And there were a couple surprises along the way. It was fun to chat with the folks at Cartel Wine Group who were, in fact, pouring their first release here at the show. They call themselves “modern-day négociants”; rather than growing or buying grapes and making the wine from fruit to bottle, they instead buy freshly-pressed grape juice and make wine from that. It’s a bit of a short-cut, though there’s plenty of personality to still inject in that blending/aging process. And the bottom line for the customer is affordability: their Seeing Red Cabernet retails for $10 and the Seeing White Chardonnay for $9. They do have a Bordeaux-style blend called The Surveyor that sells for a whopping $13. One of the best $13 bottles of wine I’ve sampled in some time…… Interestingly, these are non-vintage wine, meaning there’s no year listed on the label — leaving them free to blend juices from different years into the same bottle. If the wine’s good — keep in mind that much of the best Champagne out there is non-vintage — I’m all for mixing up the years!

As I paused at the Pomum Cellars table, which had been a recommended detour for my day’s itinerary, winemaker Javier Alfonso dipped his hand below the table and pulled up a bottle of white wine. One of the bigger surprises of the day was that someone — well, Javier, to be exact — is now making wine with Albariño, a Spanish white wine grape, in Washington. Over the years of attending Taste Washington, one of the most interesting measures of change has been the increased variety of wine grapes being used. At first Sangiovese was quite the departure from Cabernet Sauvignon and Merlot, then there was Temperanillo, Malbec, this year it was fun to see a few Carmenere wines being poured.

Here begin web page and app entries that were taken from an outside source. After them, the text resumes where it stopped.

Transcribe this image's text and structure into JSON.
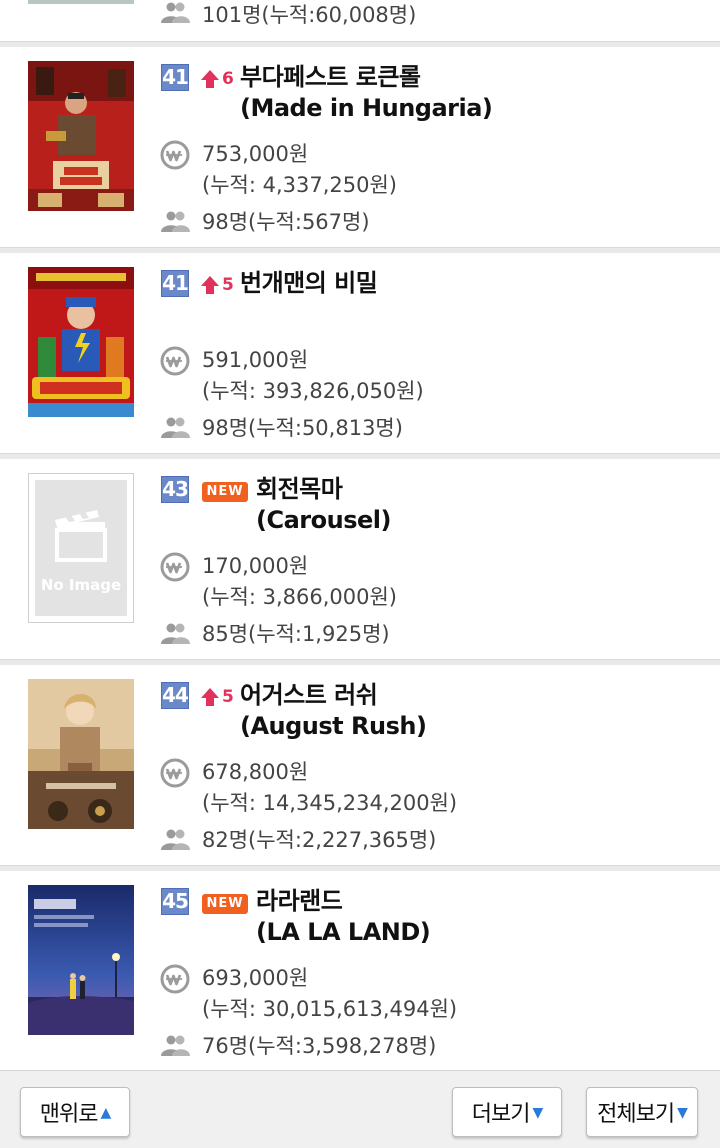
{
  "colors": {
    "rank_badge": "#6b88c8",
    "rank_up": "#e0325a",
    "new_badge": "#f06020",
    "divider": "#e9e9e9",
    "caret": "#2a7ad8"
  },
  "partial_row": {
    "people": "101명(누적:60,008명)"
  },
  "movies": [
    {
      "rank": "41",
      "change_type": "up",
      "change": "6",
      "title_line1": "부다페스트 로큰롤",
      "title_line2": "(Made in Hungaria)",
      "amount": "753,000원",
      "amount_cum": "(누적: 4,337,250원)",
      "people": "98명(누적:567명)",
      "poster": "budapest-rocknroll-poster"
    },
    {
      "rank": "41",
      "change_type": "up",
      "change": "5",
      "title_line1": "번개맨의 비밀",
      "title_line2": "",
      "amount": "591,000원",
      "amount_cum": "(누적: 393,826,050원)",
      "people": "98명(누적:50,813명)",
      "poster": "lightning-man-poster"
    },
    {
      "rank": "43",
      "change_type": "new",
      "new_label": "NEW",
      "title_line1": "회전목마",
      "title_line2": "(Carousel)",
      "amount": "170,000원",
      "amount_cum": "(누적: 3,866,000원)",
      "people": "85명(누적:1,925명)",
      "poster": "no-image",
      "no_image_label": "No Image"
    },
    {
      "rank": "44",
      "change_type": "up",
      "change": "5",
      "title_line1": "어거스트 러쉬",
      "title_line2": "(August Rush)",
      "amount": "678,800원",
      "amount_cum": "(누적: 14,345,234,200원)",
      "people": "82명(누적:2,227,365명)",
      "poster": "august-rush-poster"
    },
    {
      "rank": "45",
      "change_type": "new",
      "new_label": "NEW",
      "title_line1": "라라랜드",
      "title_line2": "(LA LA LAND)",
      "amount": "693,000원",
      "amount_cum": "(누적: 30,015,613,494원)",
      "people": "76명(누적:3,598,278명)",
      "poster": "la-la-land-poster"
    }
  ],
  "footer": {
    "top_label": "맨위로",
    "more_label": "더보기",
    "all_label": "전체보기"
  }
}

This will be the year I remember my first taste of Washington Albariño.